### Task to carry out:
Restate exactly, and only, the lines from the one with "What data populates" through the end of the data, with both of those end lines kept. Drop any pictures.

====== Information provided ======

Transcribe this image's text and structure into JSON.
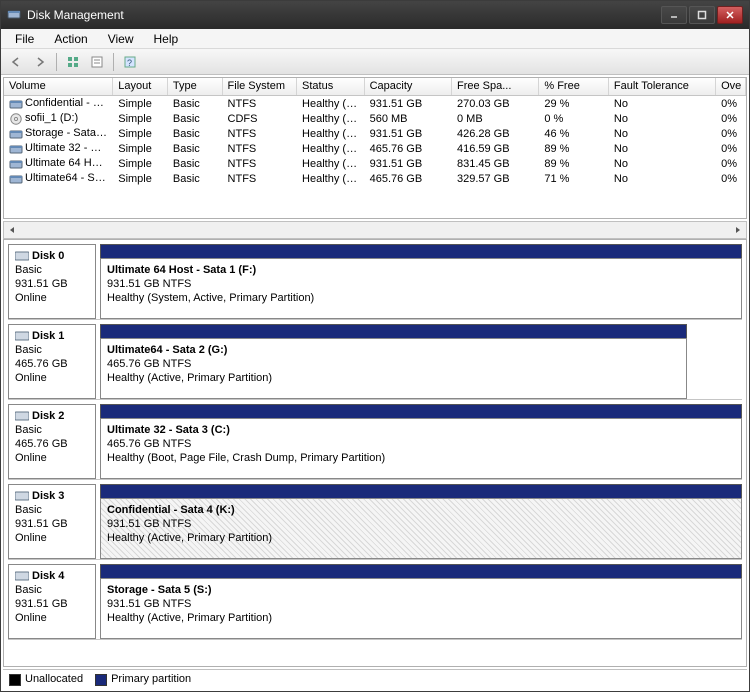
{
  "window": {
    "title": "Disk Management"
  },
  "menu": {
    "file": "File",
    "action": "Action",
    "view": "View",
    "help": "Help"
  },
  "columns": {
    "volume": "Volume",
    "layout": "Layout",
    "type": "Type",
    "fs": "File System",
    "status": "Status",
    "capacity": "Capacity",
    "free": "Free Spa...",
    "pct": "% Free",
    "ft": "Fault Tolerance",
    "ov": "Ove"
  },
  "volumes": [
    {
      "name": "Confidential - Sata...",
      "layout": "Simple",
      "type": "Basic",
      "fs": "NTFS",
      "status": "Healthy (A...",
      "cap": "931.51 GB",
      "free": "270.03 GB",
      "pct": "29 %",
      "ft": "No",
      "ov": "0%"
    },
    {
      "name": "sofii_1 (D:)",
      "layout": "Simple",
      "type": "Basic",
      "fs": "CDFS",
      "status": "Healthy (P...",
      "cap": "560 MB",
      "free": "0 MB",
      "pct": "0 %",
      "ft": "No",
      "ov": "0%"
    },
    {
      "name": "Storage - Sata 5 (S:)",
      "layout": "Simple",
      "type": "Basic",
      "fs": "NTFS",
      "status": "Healthy (A...",
      "cap": "931.51 GB",
      "free": "426.28 GB",
      "pct": "46 %",
      "ft": "No",
      "ov": "0%"
    },
    {
      "name": "Ultimate 32 - Sata ...",
      "layout": "Simple",
      "type": "Basic",
      "fs": "NTFS",
      "status": "Healthy (B...",
      "cap": "465.76 GB",
      "free": "416.59 GB",
      "pct": "89 %",
      "ft": "No",
      "ov": "0%"
    },
    {
      "name": "Ultimate 64 Host - ...",
      "layout": "Simple",
      "type": "Basic",
      "fs": "NTFS",
      "status": "Healthy (S...",
      "cap": "931.51 GB",
      "free": "831.45 GB",
      "pct": "89 %",
      "ft": "No",
      "ov": "0%"
    },
    {
      "name": "Ultimate64 - Sata ...",
      "layout": "Simple",
      "type": "Basic",
      "fs": "NTFS",
      "status": "Healthy (A...",
      "cap": "465.76 GB",
      "free": "329.57 GB",
      "pct": "71 %",
      "ft": "No",
      "ov": "0%"
    }
  ],
  "disks": [
    {
      "name": "Disk 0",
      "type": "Basic",
      "size": "931.51 GB",
      "state": "Online",
      "part": {
        "title": "Ultimate 64 Host - Sata 1  (F:)",
        "size": "931.51 GB NTFS",
        "status": "Healthy (System, Active, Primary Partition)"
      }
    },
    {
      "name": "Disk 1",
      "type": "Basic",
      "size": "465.76 GB",
      "state": "Online",
      "part": {
        "title": "Ultimate64 - Sata 2  (G:)",
        "size": "465.76 GB NTFS",
        "status": "Healthy (Active, Primary Partition)"
      }
    },
    {
      "name": "Disk 2",
      "type": "Basic",
      "size": "465.76 GB",
      "state": "Online",
      "part": {
        "title": "Ultimate 32 - Sata 3  (C:)",
        "size": "465.76 GB NTFS",
        "status": "Healthy (Boot, Page File, Crash Dump, Primary Partition)"
      }
    },
    {
      "name": "Disk 3",
      "type": "Basic",
      "size": "931.51 GB",
      "state": "Online",
      "part": {
        "title": "Confidential - Sata 4  (K:)",
        "size": "931.51 GB NTFS",
        "status": "Healthy (Active, Primary Partition)"
      },
      "hatched": true
    },
    {
      "name": "Disk 4",
      "type": "Basic",
      "size": "931.51 GB",
      "state": "Online",
      "part": {
        "title": "Storage - Sata 5  (S:)",
        "size": "931.51 GB NTFS",
        "status": "Healthy (Active, Primary Partition)"
      }
    }
  ],
  "legend": {
    "unalloc": "Unallocated",
    "primary": "Primary partition"
  }
}
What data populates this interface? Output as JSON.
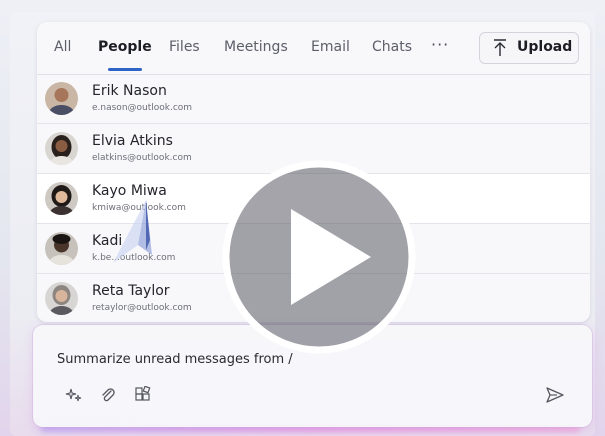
{
  "tabs": [
    {
      "label": "All"
    },
    {
      "label": "People",
      "active": true
    },
    {
      "label": "Files"
    },
    {
      "label": "Meetings"
    },
    {
      "label": "Email"
    },
    {
      "label": "Chats"
    }
  ],
  "more_label": "···",
  "upload_label": "Upload",
  "people": [
    {
      "name": "Erik Nason",
      "email": "e.nason@outlook.com",
      "avatar_bg": "#b98a6a"
    },
    {
      "name": "Elvia Atkins",
      "email": "elatkins@outlook.com",
      "avatar_bg": "#7d6b5e"
    },
    {
      "name": "Kayo Miwa",
      "email": "kmiwa@outlook.com",
      "avatar_bg": "#6b5a52"
    },
    {
      "name": "Kadi",
      "email": "k.be...outlook.com",
      "avatar_bg": "#5a4a40"
    },
    {
      "name": "Reta Taylor",
      "email": "retaylor@outlook.com",
      "avatar_bg": "#9a948e"
    }
  ],
  "compose": {
    "prompt": "Summarize unread messages from /"
  },
  "colors": {
    "accent": "#2f64c7",
    "play_overlay": "#ffffff"
  }
}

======

### Your solution:
What data populates this interface? Output as JSON.
{
  "tabs": [
    {
      "label": "All"
    },
    {
      "label": "People",
      "active": true
    },
    {
      "label": "Files"
    },
    {
      "label": "Meetings"
    },
    {
      "label": "Email"
    },
    {
      "label": "Chats"
    }
  ],
  "more_label": "···",
  "upload_label": "Upload",
  "people": [
    {
      "name": "Erik Nason",
      "email": "e.nason@outlook.com",
      "avatar_bg": "#b98a6a"
    },
    {
      "name": "Elvia Atkins",
      "email": "elatkins@outlook.com",
      "avatar_bg": "#7d6b5e"
    },
    {
      "name": "Kayo Miwa",
      "email": "kmiwa@outlook.com",
      "avatar_bg": "#6b5a52"
    },
    {
      "name": "Kadi",
      "email": "k.be...outlook.com",
      "avatar_bg": "#5a4a40"
    },
    {
      "name": "Reta Taylor",
      "email": "retaylor@outlook.com",
      "avatar_bg": "#9a948e"
    }
  ],
  "compose": {
    "prompt": "Summarize unread messages from /"
  },
  "colors": {
    "accent": "#2f64c7",
    "play_overlay": "#ffffff"
  }
}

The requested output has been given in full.